■ **YOUR GOAL**
Exact copies of all the records are the expected output.

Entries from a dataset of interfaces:
-=-=-=-=-

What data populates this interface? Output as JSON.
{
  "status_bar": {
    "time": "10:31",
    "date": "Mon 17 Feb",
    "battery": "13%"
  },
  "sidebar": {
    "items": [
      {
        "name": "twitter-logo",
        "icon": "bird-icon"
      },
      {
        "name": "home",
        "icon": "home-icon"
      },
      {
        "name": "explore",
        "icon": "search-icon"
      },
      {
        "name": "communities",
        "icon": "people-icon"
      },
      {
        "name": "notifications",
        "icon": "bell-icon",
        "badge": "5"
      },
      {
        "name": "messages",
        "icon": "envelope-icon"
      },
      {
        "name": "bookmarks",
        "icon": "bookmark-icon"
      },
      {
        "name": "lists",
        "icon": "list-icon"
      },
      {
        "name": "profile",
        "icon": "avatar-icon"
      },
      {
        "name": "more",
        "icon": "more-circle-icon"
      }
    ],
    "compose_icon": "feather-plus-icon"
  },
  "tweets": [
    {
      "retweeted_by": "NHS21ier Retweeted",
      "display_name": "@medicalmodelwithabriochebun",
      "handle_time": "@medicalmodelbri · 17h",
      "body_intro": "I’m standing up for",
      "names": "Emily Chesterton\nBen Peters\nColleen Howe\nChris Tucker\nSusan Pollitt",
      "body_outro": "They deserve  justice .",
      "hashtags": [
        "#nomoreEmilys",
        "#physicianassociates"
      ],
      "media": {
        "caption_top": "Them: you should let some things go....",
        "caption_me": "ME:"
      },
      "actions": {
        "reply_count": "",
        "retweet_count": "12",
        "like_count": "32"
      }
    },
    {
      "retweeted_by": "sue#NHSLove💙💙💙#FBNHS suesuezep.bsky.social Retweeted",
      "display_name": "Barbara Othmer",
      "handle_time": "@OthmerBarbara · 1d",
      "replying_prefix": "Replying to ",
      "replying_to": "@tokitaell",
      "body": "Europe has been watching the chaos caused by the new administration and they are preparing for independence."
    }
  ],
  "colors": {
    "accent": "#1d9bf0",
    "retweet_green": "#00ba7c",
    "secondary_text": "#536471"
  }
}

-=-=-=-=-

■ **TASK SOLUTION**
What data populates this interface? Output as JSON.
{
  "status_bar": {
    "time": "10:31",
    "date": "Mon 17 Feb",
    "battery": "13%"
  },
  "sidebar": {
    "items": [
      {
        "name": "twitter-logo",
        "icon": "bird-icon"
      },
      {
        "name": "home",
        "icon": "home-icon"
      },
      {
        "name": "explore",
        "icon": "search-icon"
      },
      {
        "name": "communities",
        "icon": "people-icon"
      },
      {
        "name": "notifications",
        "icon": "bell-icon",
        "badge": "5"
      },
      {
        "name": "messages",
        "icon": "envelope-icon"
      },
      {
        "name": "bookmarks",
        "icon": "bookmark-icon"
      },
      {
        "name": "lists",
        "icon": "list-icon"
      },
      {
        "name": "profile",
        "icon": "avatar-icon"
      },
      {
        "name": "more",
        "icon": "more-circle-icon"
      }
    ],
    "compose_icon": "feather-plus-icon"
  },
  "tweets": [
    {
      "retweeted_by": "NHS21ier Retweeted",
      "display_name": "@medicalmodelwithabriochebun",
      "handle_time": "@medicalmodelbri · 17h",
      "body_intro": "I’m standing up for",
      "names": "Emily Chesterton\nBen Peters\nColleen Howe\nChris Tucker\nSusan Pollitt",
      "body_outro": "They deserve  justice .",
      "hashtags": [
        "#nomoreEmilys",
        "#physicianassociates"
      ],
      "media": {
        "caption_top": "Them: you should let some things go....",
        "caption_me": "ME:"
      },
      "actions": {
        "reply_count": "",
        "retweet_count": "12",
        "like_count": "32"
      }
    },
    {
      "retweeted_by": "sue#NHSLove💙💙💙#FBNHS suesuezep.bsky.social Retweeted",
      "display_name": "Barbara Othmer",
      "handle_time": "@OthmerBarbara · 1d",
      "replying_prefix": "Replying to ",
      "replying_to": "@tokitaell",
      "body": "Europe has been watching the chaos caused by the new administration and they are preparing for independence."
    }
  ],
  "colors": {
    "accent": "#1d9bf0",
    "retweet_green": "#00ba7c",
    "secondary_text": "#536471"
  }
}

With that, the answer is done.